Task prompt -
Look for "chevron" in the listing below. Gather each line that contains it.

Dataset -
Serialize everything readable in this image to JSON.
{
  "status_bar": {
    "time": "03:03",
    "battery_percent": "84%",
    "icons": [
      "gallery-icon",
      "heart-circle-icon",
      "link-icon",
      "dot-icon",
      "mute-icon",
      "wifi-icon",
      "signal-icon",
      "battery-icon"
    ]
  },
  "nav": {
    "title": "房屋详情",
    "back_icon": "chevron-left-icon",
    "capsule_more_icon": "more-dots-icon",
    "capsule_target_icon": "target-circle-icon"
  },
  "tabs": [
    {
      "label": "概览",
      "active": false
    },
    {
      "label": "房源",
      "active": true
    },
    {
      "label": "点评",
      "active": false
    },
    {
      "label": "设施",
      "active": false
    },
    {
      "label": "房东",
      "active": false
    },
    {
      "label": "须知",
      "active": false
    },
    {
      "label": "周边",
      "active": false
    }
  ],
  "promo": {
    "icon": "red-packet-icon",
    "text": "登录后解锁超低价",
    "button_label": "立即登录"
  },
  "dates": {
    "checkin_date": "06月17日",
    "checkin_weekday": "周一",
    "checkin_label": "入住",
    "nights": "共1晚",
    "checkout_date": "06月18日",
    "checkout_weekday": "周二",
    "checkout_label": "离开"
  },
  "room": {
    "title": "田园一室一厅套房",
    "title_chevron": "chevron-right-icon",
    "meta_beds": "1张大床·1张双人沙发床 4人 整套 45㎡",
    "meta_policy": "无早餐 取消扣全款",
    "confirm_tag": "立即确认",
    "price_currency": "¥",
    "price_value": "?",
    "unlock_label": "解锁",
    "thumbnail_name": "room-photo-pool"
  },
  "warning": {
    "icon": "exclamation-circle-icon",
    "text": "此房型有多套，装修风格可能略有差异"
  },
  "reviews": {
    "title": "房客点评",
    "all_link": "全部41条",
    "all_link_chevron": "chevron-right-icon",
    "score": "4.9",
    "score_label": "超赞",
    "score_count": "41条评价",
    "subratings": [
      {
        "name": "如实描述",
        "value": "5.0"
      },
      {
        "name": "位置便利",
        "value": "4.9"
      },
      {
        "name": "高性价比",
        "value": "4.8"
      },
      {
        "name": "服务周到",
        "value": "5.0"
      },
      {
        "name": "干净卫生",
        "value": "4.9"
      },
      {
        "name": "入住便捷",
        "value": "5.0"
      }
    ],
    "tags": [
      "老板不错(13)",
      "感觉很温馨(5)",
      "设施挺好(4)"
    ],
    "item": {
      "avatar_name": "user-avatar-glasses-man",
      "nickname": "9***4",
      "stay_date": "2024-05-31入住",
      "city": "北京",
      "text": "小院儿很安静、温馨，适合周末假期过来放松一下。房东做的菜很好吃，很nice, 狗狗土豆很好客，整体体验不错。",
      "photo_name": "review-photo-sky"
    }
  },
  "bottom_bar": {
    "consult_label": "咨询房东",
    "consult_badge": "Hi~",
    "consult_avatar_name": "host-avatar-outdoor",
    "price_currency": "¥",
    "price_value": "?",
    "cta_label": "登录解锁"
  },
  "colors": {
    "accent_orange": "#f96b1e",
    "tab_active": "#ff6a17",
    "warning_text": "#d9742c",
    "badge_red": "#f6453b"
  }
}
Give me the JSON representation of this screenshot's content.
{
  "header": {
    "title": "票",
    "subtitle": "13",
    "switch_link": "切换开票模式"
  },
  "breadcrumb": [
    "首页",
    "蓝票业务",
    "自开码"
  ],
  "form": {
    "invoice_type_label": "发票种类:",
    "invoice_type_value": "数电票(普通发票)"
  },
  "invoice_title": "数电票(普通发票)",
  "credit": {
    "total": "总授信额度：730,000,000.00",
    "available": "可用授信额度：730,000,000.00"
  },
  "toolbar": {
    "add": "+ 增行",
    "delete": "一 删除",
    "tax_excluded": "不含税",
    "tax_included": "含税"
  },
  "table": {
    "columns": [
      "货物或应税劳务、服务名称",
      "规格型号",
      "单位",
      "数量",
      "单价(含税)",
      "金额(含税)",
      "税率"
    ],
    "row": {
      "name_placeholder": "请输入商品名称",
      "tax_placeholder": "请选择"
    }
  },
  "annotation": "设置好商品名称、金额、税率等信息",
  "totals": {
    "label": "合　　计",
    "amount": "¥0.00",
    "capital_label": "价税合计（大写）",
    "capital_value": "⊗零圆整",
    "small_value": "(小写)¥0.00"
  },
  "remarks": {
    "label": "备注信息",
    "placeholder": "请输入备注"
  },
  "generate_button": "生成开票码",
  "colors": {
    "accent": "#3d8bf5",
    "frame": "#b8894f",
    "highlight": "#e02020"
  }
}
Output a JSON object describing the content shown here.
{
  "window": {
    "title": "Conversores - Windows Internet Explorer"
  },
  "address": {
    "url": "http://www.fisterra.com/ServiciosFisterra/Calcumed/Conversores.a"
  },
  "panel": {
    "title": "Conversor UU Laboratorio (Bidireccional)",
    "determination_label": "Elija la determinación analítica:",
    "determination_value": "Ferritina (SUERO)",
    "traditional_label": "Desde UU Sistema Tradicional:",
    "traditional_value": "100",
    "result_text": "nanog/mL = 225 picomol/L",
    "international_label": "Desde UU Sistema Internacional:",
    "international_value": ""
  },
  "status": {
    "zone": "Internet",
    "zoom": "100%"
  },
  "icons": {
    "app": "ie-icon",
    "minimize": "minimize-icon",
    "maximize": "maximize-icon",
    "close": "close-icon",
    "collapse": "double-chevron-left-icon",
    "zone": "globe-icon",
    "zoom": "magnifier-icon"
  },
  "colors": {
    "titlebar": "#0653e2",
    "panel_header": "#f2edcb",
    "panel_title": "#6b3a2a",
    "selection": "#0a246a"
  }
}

Exercise answer -
    "back_icon": "chevron-left-icon",
    "title_chevron": "chevron-right-icon",
    "all_link_chevron": "chevron-right-icon",
    "collapse": "double-chevron-left-icon",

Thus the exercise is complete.